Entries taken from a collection
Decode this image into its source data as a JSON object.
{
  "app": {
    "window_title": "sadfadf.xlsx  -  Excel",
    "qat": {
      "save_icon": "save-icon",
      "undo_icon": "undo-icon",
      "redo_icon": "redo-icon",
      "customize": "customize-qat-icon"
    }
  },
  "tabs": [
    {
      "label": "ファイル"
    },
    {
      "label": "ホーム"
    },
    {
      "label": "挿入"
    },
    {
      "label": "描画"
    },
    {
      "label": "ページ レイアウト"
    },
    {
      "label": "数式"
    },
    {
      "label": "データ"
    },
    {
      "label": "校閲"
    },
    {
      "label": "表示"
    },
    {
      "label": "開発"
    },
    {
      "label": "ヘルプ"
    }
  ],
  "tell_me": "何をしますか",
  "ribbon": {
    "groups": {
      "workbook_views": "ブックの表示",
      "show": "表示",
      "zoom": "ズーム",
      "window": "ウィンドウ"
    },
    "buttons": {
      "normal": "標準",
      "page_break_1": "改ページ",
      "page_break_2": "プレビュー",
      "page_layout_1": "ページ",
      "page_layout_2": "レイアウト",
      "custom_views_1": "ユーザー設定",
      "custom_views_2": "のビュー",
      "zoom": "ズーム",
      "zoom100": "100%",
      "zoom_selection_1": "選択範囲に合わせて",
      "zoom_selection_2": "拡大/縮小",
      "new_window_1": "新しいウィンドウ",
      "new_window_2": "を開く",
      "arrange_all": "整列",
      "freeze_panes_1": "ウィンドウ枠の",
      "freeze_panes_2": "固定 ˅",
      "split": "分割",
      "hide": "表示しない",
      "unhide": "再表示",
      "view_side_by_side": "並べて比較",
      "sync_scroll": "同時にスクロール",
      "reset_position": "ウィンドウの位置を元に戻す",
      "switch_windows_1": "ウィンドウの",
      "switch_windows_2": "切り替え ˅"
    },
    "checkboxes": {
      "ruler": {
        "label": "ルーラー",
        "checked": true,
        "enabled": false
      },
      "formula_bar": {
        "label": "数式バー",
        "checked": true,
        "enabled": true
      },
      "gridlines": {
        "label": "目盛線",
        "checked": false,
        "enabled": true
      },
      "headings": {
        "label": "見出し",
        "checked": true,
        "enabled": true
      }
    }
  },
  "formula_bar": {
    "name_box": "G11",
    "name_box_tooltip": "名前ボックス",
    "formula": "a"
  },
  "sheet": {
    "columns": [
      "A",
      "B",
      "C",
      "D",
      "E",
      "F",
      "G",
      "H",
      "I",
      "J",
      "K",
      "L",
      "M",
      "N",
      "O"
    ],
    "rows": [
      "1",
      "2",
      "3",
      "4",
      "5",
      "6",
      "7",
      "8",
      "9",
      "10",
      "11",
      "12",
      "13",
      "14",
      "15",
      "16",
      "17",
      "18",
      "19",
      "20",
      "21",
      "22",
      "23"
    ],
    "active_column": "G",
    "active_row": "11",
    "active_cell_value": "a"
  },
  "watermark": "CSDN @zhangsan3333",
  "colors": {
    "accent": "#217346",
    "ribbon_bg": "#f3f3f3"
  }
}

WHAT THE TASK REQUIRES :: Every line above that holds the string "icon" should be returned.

TASK OUTPUT ::
      "save_icon": "save-icon",
      "undo_icon": "undo-icon",
      "redo_icon": "redo-icon",
      "customize": "customize-qat-icon"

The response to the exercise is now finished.